Task to complete: Copy out each line of the data that contains "Comic".

Entries from a dataset of interfaces:

<<<<

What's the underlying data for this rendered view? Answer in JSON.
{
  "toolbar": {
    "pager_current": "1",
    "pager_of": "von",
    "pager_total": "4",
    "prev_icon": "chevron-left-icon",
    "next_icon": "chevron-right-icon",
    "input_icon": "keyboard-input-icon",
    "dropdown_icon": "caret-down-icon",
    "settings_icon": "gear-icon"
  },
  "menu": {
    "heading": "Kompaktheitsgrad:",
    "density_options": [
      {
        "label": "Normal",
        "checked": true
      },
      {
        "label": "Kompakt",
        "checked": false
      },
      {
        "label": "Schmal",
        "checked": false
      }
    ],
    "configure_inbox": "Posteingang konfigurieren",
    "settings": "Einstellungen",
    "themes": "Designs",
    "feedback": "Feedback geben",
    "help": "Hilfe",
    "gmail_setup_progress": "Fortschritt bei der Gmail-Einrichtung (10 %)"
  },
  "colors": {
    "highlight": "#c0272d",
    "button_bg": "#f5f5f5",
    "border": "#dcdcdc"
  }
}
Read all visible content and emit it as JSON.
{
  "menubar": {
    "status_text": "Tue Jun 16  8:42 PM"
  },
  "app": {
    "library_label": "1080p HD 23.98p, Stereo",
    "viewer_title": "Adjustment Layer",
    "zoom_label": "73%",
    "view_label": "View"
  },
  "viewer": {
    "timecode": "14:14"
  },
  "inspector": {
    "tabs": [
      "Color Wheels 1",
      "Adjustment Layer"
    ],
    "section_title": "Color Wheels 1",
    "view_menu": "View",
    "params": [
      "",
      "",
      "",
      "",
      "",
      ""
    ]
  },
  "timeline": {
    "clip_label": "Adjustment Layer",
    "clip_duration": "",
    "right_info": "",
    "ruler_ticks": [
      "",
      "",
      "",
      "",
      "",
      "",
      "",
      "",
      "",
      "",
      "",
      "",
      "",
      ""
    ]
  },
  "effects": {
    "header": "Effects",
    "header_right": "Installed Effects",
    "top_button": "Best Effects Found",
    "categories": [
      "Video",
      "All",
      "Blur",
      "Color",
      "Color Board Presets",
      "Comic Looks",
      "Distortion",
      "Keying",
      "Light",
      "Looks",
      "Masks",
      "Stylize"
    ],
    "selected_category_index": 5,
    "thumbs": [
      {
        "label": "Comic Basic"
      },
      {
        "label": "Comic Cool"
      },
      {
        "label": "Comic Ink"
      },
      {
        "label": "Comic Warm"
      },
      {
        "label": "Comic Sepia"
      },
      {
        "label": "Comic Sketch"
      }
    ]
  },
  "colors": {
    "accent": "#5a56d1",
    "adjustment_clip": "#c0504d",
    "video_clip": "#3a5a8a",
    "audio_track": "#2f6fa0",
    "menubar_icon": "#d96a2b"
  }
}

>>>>

Response below:
      "Comic Looks",
        "label": "Comic Basic"
        "label": "Comic Cool"
        "label": "Comic Ink"
        "label": "Comic Warm"
        "label": "Comic Sepia"
        "label": "Comic Sketch"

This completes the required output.